This fish is found in the southwestern Pacific Ocean. Scribbled angelfish typically lives in coastal and inner reef areas, which include rubble, soft bottoms, or open flat bottom areas with rock, coral, sponge, and seawhip outcrops.
These fish can be found in small groups and feed on sponges and tunicates.
They often form pairs or small groups and are occasionally exported for the aquarium trade.
However, scribbled angelfish is not considered reef-safe, meaning that if introduced into an aquarium environment, it can potentially harm coral reefs.
Scribbled Angelfish Interesting Facts
- Scribbled angelfish is a species of marine angelfish found in the southwestern Pacific Ocean.
- They can be found in coastal and inner reef areas with rubble, soft bottoms, or open flat bottom areas with rock, coral, sponge, and seawhip outcrops.

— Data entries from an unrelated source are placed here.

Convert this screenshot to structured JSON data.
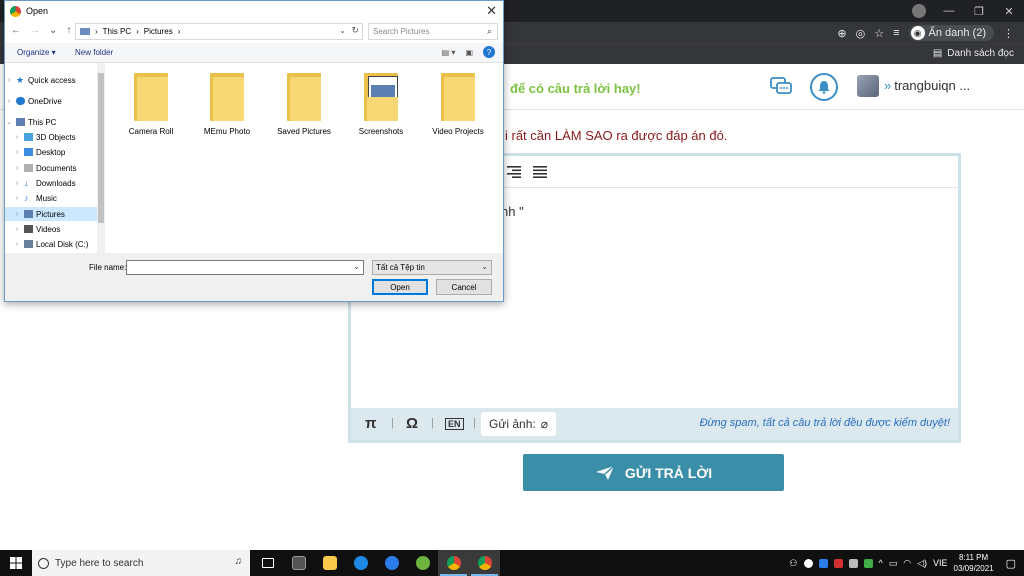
{
  "browser": {
    "profile_label": "Ẩn danh (2)",
    "reading_list_label": "Danh sách đọc"
  },
  "site": {
    "slogan": "để có câu trả lời hay!",
    "username": "trangbuiqn ...",
    "question_text": "i rất cần LÀM SAO ra được đáp án đó.",
    "editor_text": "nh \"",
    "attach_label": "Gửi ảnh:",
    "warning_text": "Đừng spam, tất cả câu trả lời đều được kiểm duyệt!",
    "submit_label": "GỬI TRẢ LỜI",
    "toolbar_symbols": {
      "pi": "π",
      "omega": "Ω",
      "en": "EN"
    }
  },
  "dialog": {
    "title": "Open",
    "breadcrumb": [
      "This PC",
      "Pictures"
    ],
    "search_placeholder": "Search Pictures",
    "organize_label": "Organize ▾",
    "new_folder_label": "New folder",
    "tree": [
      {
        "label": "Quick access",
        "icon": "star-icon",
        "color": "#1f77d0"
      },
      {
        "label": "OneDrive",
        "icon": "cloud-icon",
        "color": "#1f77d0"
      },
      {
        "label": "This PC",
        "icon": "pc-icon",
        "color": "#5a7fb0"
      },
      {
        "label": "3D Objects",
        "icon": "cube-icon",
        "color": "#4aa3df"
      },
      {
        "label": "Desktop",
        "icon": "desktop-icon",
        "color": "#3c8de0"
      },
      {
        "label": "Documents",
        "icon": "document-icon",
        "color": "#8a8a8a"
      },
      {
        "label": "Downloads",
        "icon": "download-icon",
        "color": "#1f77d0"
      },
      {
        "label": "Music",
        "icon": "music-icon",
        "color": "#3c8de0"
      },
      {
        "label": "Pictures",
        "icon": "pictures-icon",
        "color": "#5a7fb0"
      },
      {
        "label": "Videos",
        "icon": "video-icon",
        "color": "#555555"
      },
      {
        "label": "Local Disk (C:)",
        "icon": "disk-icon",
        "color": "#6a7f99"
      }
    ],
    "files": [
      "Camera Roll",
      "MEmu Photo",
      "Saved Pictures",
      "Screenshots",
      "Video Projects"
    ],
    "filename_label": "File name:",
    "filename_value": "",
    "filetype_value": "Tất cả Tệp tin",
    "open_label": "Open",
    "cancel_label": "Cancel"
  },
  "taskbar": {
    "search_placeholder": "Type here to search",
    "language": "VIE",
    "time": "8:11 PM",
    "date": "03/09/2021"
  }
}
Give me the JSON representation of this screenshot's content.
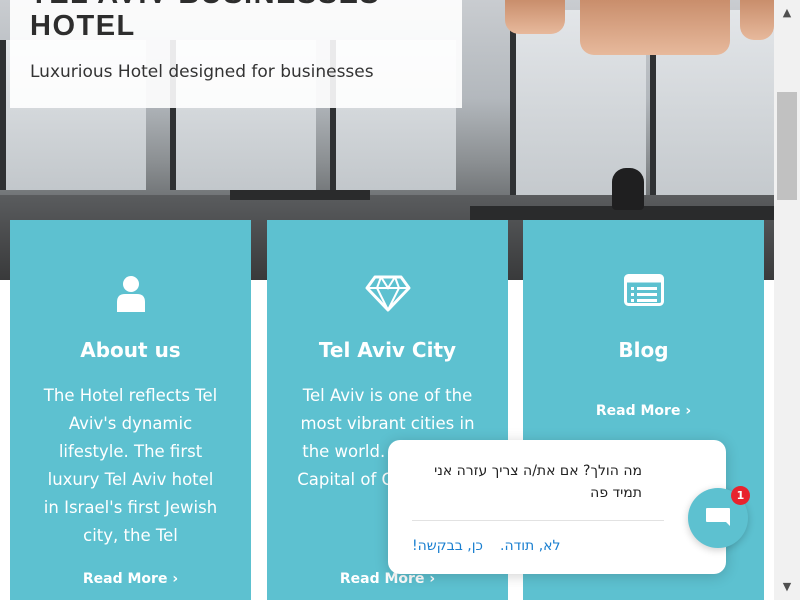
{
  "hero": {
    "title_top": "TEL AVIV BUSINESSES",
    "title": "HOTEL",
    "subtitle": "Luxurious Hotel designed for businesses"
  },
  "cards": [
    {
      "icon": "user-icon",
      "title": "About us",
      "text": "The Hotel reflects Tel Aviv's dynamic lifestyle. The first luxury Tel Aviv hotel in Israel's first Jewish city, the Tel",
      "more": "Read More"
    },
    {
      "icon": "diamond-icon",
      "title": "Tel Aviv City",
      "text": "Tel Aviv is one of the most vibrant cities in the world. ‘Mediter... Capital of C... New Y...",
      "more": "Read More"
    },
    {
      "icon": "list-icon",
      "title": "Blog",
      "text": "",
      "more": "Read More"
    }
  ],
  "chat": {
    "message": "מה הולך? אם את/ה צריך עזרה אני תמיד פה",
    "option_yes": "כן, בבקשה!",
    "option_no": "לא, תודה.",
    "badge_count": "1"
  },
  "colors": {
    "accent": "#5dc1d0",
    "badge": "#e8232e",
    "link": "#1a7fd0"
  }
}
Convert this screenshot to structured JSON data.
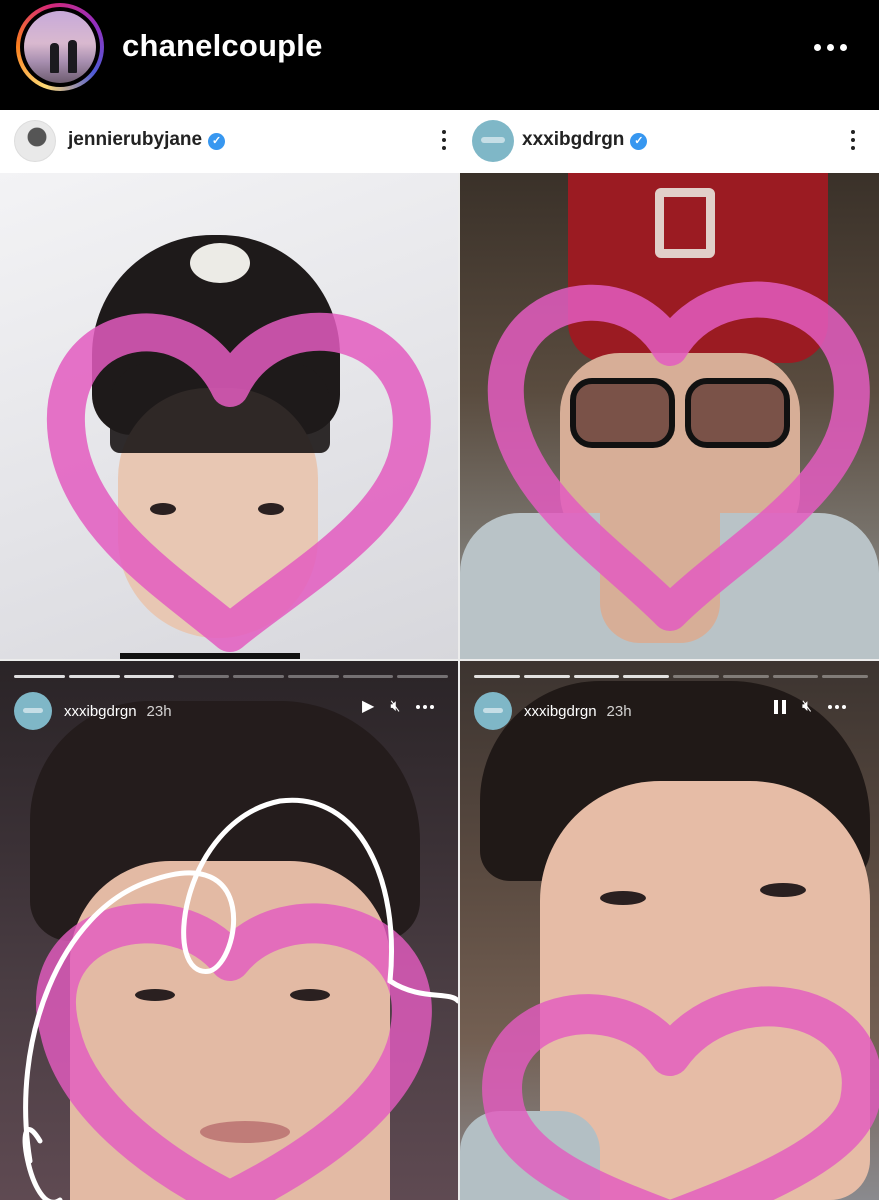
{
  "header": {
    "username": "chanelcouple",
    "avatar_icon": "profile-avatar",
    "more_icon": "more-horizontal-icon"
  },
  "posts": {
    "left": {
      "username": "jennierubyjane",
      "verified": true,
      "more_icon": "more-vertical-icon"
    },
    "right": {
      "username": "xxxibgdrgn",
      "verified": true,
      "more_icon": "more-vertical-icon"
    }
  },
  "stories": {
    "left": {
      "username": "xxxibgdrgn",
      "time": "23h",
      "state": "paused",
      "icons": [
        "play-icon",
        "mute-icon",
        "more-horizontal-icon"
      ]
    },
    "right": {
      "username": "xxxibgdrgn",
      "time": "23h",
      "state": "playing",
      "icons": [
        "pause-icon",
        "mute-icon",
        "more-horizontal-icon"
      ]
    }
  },
  "colors": {
    "heart_pink": "#e35cc0",
    "verified_blue": "#3797f0",
    "cap_red": "#9b1b22"
  }
}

- This fish feeds on sponges and tunicates and may be found in small groups or pairs.
- Although occasionally exported through the aquarium trade, scribbled angelfish are not considered safe for reefs.
Scribbled Angelfish Habitat
Scribbled angelfish is a marine fish found in the Indo-West Pacific region.
Its habitat ranges from northern Australia and parts of Indonesia to Lord Howe Island.
This fish lives in reef environments and doesn’t migrate.
It can be found at depths between 5 and 20 meters (about 16 to 66 feet) and thrives in tropical climates.
Scribbled Angelfish Physical Characteristics
Size: 11.0 inches (28.0 centimeters)
Scribbled angelfish can grow up to 28 cm (about 11 inches) in length.
This fish has 11 dorsal spines, 22 soft dorsal rays, 3 anal spines, and 21 soft anal rays.
The appearance of scribbled angelfish includes a dark blue body, yellow snout, and a broad yellow vertical band behind its head with a large white patch.
Males have thin horizontal wavy neon blue lines, or “scribbling,” on their bodies, which females don’t have.
The body depth of this fish is 1.6 to 1.8 times smaller than its length, and it has 80 to 90 scales in its longitudinal series.